Would you return the data exactly as given, except for its pictures?

Extracted records:
● ● ● ● ● ● ●

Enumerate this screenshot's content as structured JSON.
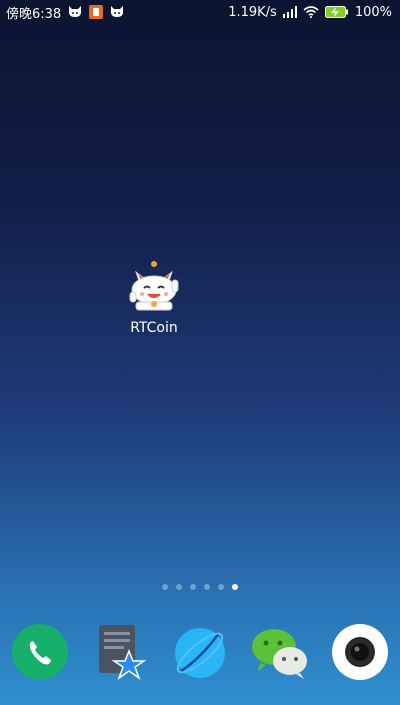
{
  "status_bar": {
    "time_label": "傍晚6:38",
    "network_speed": "1.19K/s",
    "battery_percent": "100%",
    "notification_icons": [
      "cat-icon",
      "media-icon",
      "cat-icon"
    ]
  },
  "home_screen": {
    "shortcut": {
      "label": "RTCoin",
      "icon": "lucky-cat-icon"
    },
    "page_indicator": {
      "pages": 6,
      "active_index": 5
    }
  },
  "dock": {
    "apps": [
      {
        "icon": "phone-icon",
        "color": "#16b06a"
      },
      {
        "icon": "file-manager-star-icon",
        "color": "#2a6fe0"
      },
      {
        "icon": "browser-icon",
        "color": "#29b6f6"
      },
      {
        "icon": "wechat-icon",
        "color": "#5bc236"
      },
      {
        "icon": "camera-icon",
        "color": "#ffffff"
      }
    ]
  }
}
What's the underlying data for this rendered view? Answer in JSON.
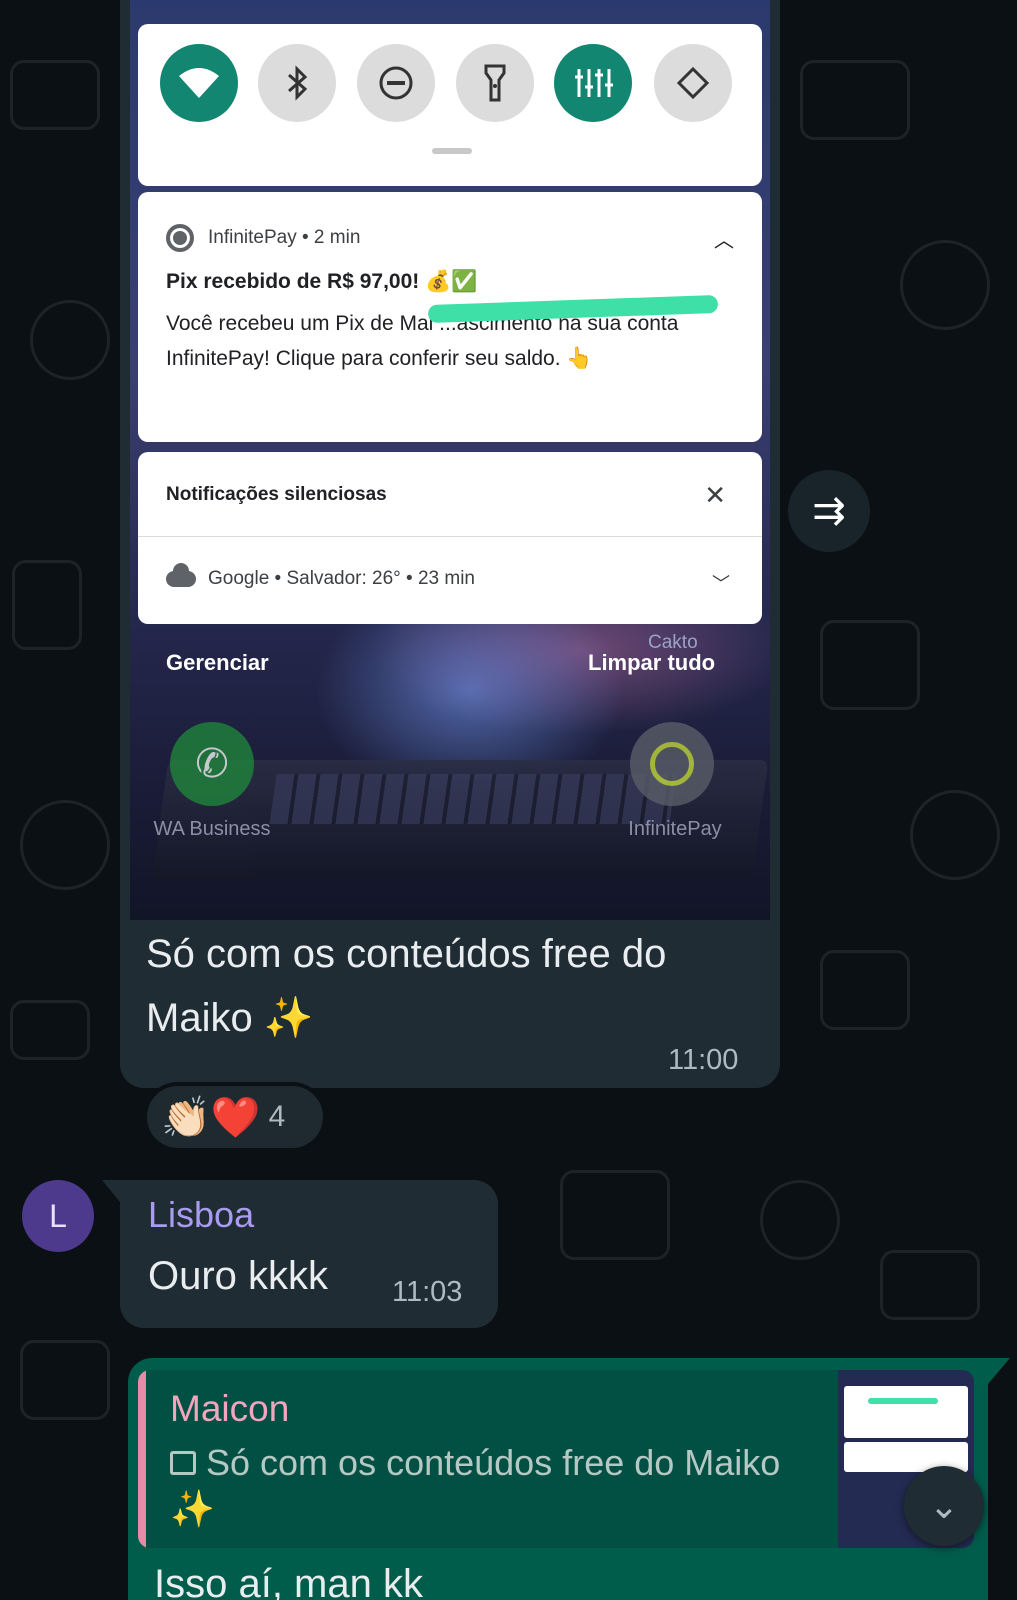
{
  "image_message": {
    "screenshot": {
      "quick_settings": {
        "tiles": [
          {
            "name": "wifi",
            "icon": "wifi-icon",
            "active": true
          },
          {
            "name": "bluetooth",
            "icon": "bluetooth-icon",
            "active": false
          },
          {
            "name": "do-not-disturb",
            "icon": "do-not-disturb-icon",
            "active": false
          },
          {
            "name": "flashlight",
            "icon": "flashlight-icon",
            "active": false
          },
          {
            "name": "equalizer",
            "icon": "equalizer-icon",
            "active": true
          },
          {
            "name": "auto-rotate",
            "icon": "auto-rotate-icon",
            "active": false
          }
        ]
      },
      "notification": {
        "app": "InfinitePay • 2 min",
        "title": "Pix recebido de R$ 97,00! 💰✅",
        "body": "Você recebeu um Pix de Mai           ...ascimento na sua conta InfinitePay! Clique para conferir seu saldo. 👆"
      },
      "silent": {
        "header": "Notificações silenciosas",
        "weather": "Google • Salvador: 26° • 23 min"
      },
      "manage": "Gerenciar",
      "clear_all": "Limpar tudo",
      "cakto": "Cakto",
      "apps": {
        "wa_business": "WA Business",
        "infinitepay": "InfinitePay"
      }
    },
    "caption": "Só com os conteúdos free do Maiko ✨",
    "time": "11:00",
    "reactions": {
      "emojis": "👏🏻❤️",
      "count": "4"
    }
  },
  "message_lisboa": {
    "avatar_letter": "L",
    "sender": "Lisboa",
    "text": "Ouro kkkk",
    "time": "11:03"
  },
  "message_reply": {
    "quoted_sender": "Maicon",
    "quoted_text": "Só com os conteúdos free do Maiko ✨",
    "text": "Isso aí, man kk"
  },
  "colors": {
    "background": "#0b1014",
    "incoming_bubble": "#202c33",
    "outgoing_bubble": "#005c4b",
    "accent_teal": "#138672"
  }
}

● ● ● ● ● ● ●

- [RESULT FOR THIS TASK]
Enumerate this screenshot's content as structured JSON.
{
  "status_bar": {
    "time_label": "傍晚6:38",
    "network_speed": "1.19K/s",
    "battery_percent": "100%",
    "notification_icons": [
      "cat-icon",
      "media-icon",
      "cat-icon"
    ]
  },
  "home_screen": {
    "shortcut": {
      "label": "RTCoin",
      "icon": "lucky-cat-icon"
    },
    "page_indicator": {
      "pages": 6,
      "active_index": 5
    }
  },
  "dock": {
    "apps": [
      {
        "icon": "phone-icon",
        "color": "#16b06a"
      },
      {
        "icon": "file-manager-star-icon",
        "color": "#2a6fe0"
      },
      {
        "icon": "browser-icon",
        "color": "#29b6f6"
      },
      {
        "icon": "wechat-icon",
        "color": "#5bc236"
      },
      {
        "icon": "camera-icon",
        "color": "#ffffff"
      }
    ]
  }
}
What's the underlying data for this rendered view? Answer in JSON.
{
  "image_message": {
    "screenshot": {
      "quick_settings": {
        "tiles": [
          {
            "name": "wifi",
            "icon": "wifi-icon",
            "active": true
          },
          {
            "name": "bluetooth",
            "icon": "bluetooth-icon",
            "active": false
          },
          {
            "name": "do-not-disturb",
            "icon": "do-not-disturb-icon",
            "active": false
          },
          {
            "name": "flashlight",
            "icon": "flashlight-icon",
            "active": false
          },
          {
            "name": "equalizer",
            "icon": "equalizer-icon",
            "active": true
          },
          {
            "name": "auto-rotate",
            "icon": "auto-rotate-icon",
            "active": false
          }
        ]
      },
      "notification": {
        "app": "InfinitePay • 2 min",
        "title": "Pix recebido de R$ 97,00! 💰✅",
        "body": "Você recebeu um Pix de Mai           ...ascimento na sua conta InfinitePay! Clique para conferir seu saldo. 👆"
      },
      "silent": {
        "header": "Notificações silenciosas",
        "weather": "Google • Salvador: 26° • 23 min"
      },
      "manage": "Gerenciar",
      "clear_all": "Limpar tudo",
      "cakto": "Cakto",
      "apps": {
        "wa_business": "WA Business",
        "infinitepay": "InfinitePay"
      }
    },
    "caption": "Só com os conteúdos free do Maiko ✨",
    "time": "11:00",
    "reactions": {
      "emojis": "👏🏻❤️",
      "count": "4"
    }
  },
  "message_lisboa": {
    "avatar_letter": "L",
    "sender": "Lisboa",
    "text": "Ouro kkkk",
    "time": "11:03"
  },
  "message_reply": {
    "quoted_sender": "Maicon",
    "quoted_text": "Só com os conteúdos free do Maiko ✨",
    "text": "Isso aí, man kk"
  },
  "colors": {
    "background": "#0b1014",
    "incoming_bubble": "#202c33",
    "outgoing_bubble": "#005c4b",
    "accent_teal": "#138672"
  }
}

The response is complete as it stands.